But there is a reason a national obsession with “identity” drives our cultural madness. Identity, according to the prevailing view, is a collection of the abstractions that constitute a person: White, male, “cisgender,” Jewish, left-handed, Mets fan. A person comes into view only as we perceived more elements of his intersectional identity, as we can put aspects of his existence into more categories.

Given this lens, a 20-year-old Russian piano prodigy loses his status as Alexander Malofeev, a unique individual with his own will and his own set of debts and credits, and takes on a new status as avatar of his identity. He is, first and foremost in this new context, a Russian national. When people trained in identitarian analysis think of him, they will not think of his musical skill, nor any of the idiosyncrasies that surely make him who he is. They will think of him, in context of the salient battle, as the symbol of Russianism. It is therefore “inappropriate” to elevate him, even if it’s a punishment for things he could not control, infinitely disproportionate to his “crime” of merely belonging to the wrong group.

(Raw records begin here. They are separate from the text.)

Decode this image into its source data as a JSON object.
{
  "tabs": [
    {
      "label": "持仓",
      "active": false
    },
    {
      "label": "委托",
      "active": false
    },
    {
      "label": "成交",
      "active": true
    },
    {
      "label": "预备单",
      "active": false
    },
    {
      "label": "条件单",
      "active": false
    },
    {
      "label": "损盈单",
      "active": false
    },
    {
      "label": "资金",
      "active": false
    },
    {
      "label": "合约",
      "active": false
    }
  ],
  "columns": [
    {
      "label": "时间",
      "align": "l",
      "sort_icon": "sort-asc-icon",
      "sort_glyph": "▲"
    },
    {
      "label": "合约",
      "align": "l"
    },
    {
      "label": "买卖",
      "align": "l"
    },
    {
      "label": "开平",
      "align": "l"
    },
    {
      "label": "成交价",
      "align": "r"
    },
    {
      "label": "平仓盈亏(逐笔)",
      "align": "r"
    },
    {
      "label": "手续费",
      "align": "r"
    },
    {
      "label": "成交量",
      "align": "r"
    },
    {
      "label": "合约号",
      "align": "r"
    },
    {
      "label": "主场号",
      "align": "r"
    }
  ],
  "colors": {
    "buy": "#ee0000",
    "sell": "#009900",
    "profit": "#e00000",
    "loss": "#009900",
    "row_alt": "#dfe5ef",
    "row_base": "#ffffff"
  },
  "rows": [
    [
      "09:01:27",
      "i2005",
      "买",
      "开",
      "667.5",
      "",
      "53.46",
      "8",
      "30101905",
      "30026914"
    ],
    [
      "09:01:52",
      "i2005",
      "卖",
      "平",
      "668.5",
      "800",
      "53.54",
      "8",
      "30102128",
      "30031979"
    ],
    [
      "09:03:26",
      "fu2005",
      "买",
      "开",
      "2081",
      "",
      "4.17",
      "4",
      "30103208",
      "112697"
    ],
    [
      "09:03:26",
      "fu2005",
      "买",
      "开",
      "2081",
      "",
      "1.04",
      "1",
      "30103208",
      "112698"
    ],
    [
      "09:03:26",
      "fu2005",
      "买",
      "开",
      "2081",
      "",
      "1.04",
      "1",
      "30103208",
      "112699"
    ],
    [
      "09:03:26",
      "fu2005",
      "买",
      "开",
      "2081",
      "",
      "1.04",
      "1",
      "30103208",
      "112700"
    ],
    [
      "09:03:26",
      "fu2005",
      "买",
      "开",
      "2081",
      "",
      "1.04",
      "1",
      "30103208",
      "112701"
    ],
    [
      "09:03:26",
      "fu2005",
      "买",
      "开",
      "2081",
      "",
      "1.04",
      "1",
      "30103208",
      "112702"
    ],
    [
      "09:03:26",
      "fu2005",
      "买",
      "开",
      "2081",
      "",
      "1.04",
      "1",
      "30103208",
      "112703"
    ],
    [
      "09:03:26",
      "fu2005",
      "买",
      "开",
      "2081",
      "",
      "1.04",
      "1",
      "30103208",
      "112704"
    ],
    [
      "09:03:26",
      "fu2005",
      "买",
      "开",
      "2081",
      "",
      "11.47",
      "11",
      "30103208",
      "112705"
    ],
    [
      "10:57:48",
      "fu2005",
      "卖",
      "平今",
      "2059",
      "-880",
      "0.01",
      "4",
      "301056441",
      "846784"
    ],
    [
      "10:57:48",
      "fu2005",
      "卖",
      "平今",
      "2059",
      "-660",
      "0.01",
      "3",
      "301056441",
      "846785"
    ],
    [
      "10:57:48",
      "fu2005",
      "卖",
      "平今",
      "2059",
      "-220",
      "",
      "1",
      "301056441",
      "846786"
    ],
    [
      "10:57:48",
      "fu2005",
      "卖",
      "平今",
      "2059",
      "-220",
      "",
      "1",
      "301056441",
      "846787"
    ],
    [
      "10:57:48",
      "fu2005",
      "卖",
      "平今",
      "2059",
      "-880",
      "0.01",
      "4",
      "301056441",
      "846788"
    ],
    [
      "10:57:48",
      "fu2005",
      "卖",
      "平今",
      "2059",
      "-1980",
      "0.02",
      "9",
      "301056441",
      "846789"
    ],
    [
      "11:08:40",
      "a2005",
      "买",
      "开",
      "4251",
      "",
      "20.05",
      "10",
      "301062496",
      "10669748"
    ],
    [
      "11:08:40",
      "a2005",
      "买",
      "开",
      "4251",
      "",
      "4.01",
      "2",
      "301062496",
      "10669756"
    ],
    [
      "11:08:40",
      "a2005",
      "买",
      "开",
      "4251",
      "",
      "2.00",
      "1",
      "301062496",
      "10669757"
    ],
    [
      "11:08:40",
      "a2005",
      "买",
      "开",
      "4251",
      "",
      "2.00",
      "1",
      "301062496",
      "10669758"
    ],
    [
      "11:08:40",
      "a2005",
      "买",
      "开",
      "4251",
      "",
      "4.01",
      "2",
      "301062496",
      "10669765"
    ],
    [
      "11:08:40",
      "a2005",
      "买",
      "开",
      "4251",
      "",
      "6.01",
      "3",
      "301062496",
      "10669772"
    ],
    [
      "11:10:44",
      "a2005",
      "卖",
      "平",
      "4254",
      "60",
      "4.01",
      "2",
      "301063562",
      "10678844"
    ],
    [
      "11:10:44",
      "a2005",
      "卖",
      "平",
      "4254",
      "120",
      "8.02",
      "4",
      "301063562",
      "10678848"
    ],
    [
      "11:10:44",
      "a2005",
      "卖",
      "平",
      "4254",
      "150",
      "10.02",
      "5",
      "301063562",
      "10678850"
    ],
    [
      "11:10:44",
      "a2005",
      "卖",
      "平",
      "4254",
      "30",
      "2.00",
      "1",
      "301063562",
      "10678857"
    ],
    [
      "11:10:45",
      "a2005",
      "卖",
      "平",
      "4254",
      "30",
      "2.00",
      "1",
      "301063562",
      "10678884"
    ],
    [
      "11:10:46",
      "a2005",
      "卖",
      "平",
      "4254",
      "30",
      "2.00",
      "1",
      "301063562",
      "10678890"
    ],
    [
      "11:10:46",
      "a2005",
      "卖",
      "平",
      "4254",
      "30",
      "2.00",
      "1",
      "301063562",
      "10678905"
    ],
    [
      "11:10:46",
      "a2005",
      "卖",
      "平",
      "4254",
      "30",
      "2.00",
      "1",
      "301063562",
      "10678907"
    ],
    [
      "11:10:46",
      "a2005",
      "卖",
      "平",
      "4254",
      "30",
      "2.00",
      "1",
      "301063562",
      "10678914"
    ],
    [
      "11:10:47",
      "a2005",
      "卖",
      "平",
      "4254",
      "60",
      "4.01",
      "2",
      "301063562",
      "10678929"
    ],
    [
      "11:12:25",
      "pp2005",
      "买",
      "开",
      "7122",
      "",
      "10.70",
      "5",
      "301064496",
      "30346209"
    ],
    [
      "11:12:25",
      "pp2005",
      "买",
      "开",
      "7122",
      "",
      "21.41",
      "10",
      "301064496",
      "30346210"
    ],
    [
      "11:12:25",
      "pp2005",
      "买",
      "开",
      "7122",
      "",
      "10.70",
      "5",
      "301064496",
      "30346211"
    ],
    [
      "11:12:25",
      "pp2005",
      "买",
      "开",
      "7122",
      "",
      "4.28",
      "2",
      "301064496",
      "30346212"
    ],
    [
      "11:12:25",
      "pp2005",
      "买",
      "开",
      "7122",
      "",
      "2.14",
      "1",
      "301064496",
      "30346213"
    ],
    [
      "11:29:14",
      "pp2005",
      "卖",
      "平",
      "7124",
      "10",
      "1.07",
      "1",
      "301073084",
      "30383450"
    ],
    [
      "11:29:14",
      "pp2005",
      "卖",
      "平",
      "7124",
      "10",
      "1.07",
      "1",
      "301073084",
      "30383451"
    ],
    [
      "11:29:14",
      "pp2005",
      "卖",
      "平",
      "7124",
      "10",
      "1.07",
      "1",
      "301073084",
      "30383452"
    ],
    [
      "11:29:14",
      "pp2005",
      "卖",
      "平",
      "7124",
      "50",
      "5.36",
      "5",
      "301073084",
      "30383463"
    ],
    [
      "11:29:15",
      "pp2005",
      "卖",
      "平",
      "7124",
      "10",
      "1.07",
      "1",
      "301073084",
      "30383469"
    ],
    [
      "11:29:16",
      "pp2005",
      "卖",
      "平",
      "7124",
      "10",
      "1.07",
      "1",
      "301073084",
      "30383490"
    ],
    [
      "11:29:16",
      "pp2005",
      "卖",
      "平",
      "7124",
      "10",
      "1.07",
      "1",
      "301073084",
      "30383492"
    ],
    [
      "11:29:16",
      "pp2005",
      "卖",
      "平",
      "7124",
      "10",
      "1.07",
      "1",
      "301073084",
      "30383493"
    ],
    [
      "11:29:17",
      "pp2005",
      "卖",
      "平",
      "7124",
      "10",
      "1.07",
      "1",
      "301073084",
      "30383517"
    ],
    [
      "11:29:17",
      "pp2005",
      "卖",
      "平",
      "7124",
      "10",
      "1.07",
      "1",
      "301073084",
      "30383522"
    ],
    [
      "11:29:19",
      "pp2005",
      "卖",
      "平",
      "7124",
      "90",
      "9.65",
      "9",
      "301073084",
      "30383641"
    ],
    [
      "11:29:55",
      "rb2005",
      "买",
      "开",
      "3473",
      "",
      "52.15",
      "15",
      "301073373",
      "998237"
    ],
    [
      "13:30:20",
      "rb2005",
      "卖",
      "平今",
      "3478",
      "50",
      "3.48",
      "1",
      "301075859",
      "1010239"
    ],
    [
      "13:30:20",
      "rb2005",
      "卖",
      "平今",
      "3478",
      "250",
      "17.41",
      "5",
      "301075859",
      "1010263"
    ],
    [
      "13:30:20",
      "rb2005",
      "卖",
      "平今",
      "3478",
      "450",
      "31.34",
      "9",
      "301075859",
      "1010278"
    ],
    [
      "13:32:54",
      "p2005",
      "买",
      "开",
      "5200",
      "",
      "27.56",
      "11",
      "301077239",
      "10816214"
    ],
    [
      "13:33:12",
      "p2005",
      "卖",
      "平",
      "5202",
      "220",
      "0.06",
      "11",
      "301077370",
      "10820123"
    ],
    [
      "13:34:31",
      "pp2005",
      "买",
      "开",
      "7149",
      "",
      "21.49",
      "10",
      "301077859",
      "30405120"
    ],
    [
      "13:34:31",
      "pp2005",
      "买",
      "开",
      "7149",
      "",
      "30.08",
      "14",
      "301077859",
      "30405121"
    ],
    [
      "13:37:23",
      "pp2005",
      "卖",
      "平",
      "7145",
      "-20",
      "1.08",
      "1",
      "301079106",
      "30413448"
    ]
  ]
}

Just as the pagans of the ancient world saw world events as reflections of the supernatural battles of the gods, today’s identitarians view world events as cosmic struggles between the good -isms and the bad ones. Russianism has recently joined the pantheon of bad -isms, and we have much catching up to do in taking it down a peg. It joins racism, sexism, transphobia, and all the others as the opponents in our rapidly shifting battle against all bad things. By taking Malofeev or Tchaikovsky down a peg, the gods of progressivism claim another victory over the gods of Russianism.

As with so many ills of our era, the cure is quite simple: Return to honoring human dignity. If we succeed in reinvigorating the cultural ideal that every person is an individual created in the image of God, we will score a major hit against identitarian forces engaged in a persistent, if unspoken, denial of human dignity. Our domestic culture wars are driven by an enormous category error that has the unfortunate side effect of degrading human beings, reducing them to the sum of their identities, or to the identity that we may pick out as the catalyst for bad things they do. 

Other people are not avatars, and our cultural battles are not Manichean struggles for all that is good and true. Whether in our domestic cultural politics or in the lay practice of foreign affairs, rejecting God-given human dignity clouds our decision-making, counterproductively trains our focus on the wrong people, and worst of all, presents a profound affront to humanity—to others’ and our own.